---------- ENTRIES PROVIDED

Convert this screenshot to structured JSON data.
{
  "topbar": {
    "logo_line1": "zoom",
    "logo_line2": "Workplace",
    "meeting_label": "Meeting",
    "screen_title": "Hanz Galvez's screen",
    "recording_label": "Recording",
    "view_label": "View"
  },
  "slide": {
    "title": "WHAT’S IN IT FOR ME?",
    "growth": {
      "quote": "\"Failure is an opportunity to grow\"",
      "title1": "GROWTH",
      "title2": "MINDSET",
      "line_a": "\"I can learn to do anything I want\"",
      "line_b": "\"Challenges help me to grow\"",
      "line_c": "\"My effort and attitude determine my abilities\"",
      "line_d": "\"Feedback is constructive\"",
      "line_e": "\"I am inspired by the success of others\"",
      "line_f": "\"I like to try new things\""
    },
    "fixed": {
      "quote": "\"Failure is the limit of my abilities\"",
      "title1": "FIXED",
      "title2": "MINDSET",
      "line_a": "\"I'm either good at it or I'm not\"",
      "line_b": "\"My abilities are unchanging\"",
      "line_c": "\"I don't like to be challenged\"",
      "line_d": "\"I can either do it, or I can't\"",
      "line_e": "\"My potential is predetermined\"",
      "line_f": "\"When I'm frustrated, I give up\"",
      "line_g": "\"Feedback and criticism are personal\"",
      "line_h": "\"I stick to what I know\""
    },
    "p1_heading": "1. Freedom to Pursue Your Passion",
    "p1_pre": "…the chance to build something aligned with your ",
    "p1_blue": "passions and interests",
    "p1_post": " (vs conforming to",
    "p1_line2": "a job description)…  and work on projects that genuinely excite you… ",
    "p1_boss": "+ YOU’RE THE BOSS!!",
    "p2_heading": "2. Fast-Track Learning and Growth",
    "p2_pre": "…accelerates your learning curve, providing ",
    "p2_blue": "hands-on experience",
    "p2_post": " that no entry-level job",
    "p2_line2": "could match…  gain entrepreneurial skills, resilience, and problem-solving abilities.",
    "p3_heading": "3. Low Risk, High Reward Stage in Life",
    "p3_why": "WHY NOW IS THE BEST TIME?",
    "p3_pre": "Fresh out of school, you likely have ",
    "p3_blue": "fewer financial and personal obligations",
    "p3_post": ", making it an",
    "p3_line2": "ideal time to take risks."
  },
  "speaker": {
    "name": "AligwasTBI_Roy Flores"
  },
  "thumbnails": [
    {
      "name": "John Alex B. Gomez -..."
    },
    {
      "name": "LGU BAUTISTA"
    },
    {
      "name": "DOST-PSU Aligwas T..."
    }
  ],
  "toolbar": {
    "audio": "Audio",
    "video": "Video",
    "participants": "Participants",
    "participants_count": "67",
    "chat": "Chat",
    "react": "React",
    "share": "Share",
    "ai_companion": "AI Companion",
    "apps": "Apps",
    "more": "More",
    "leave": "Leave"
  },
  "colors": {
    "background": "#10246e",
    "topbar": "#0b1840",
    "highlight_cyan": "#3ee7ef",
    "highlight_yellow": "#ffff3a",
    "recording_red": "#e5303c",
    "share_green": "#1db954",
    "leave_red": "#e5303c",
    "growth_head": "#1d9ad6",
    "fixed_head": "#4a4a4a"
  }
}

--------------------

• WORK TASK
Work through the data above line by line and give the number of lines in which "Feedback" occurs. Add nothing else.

• TASK OUTPUT
2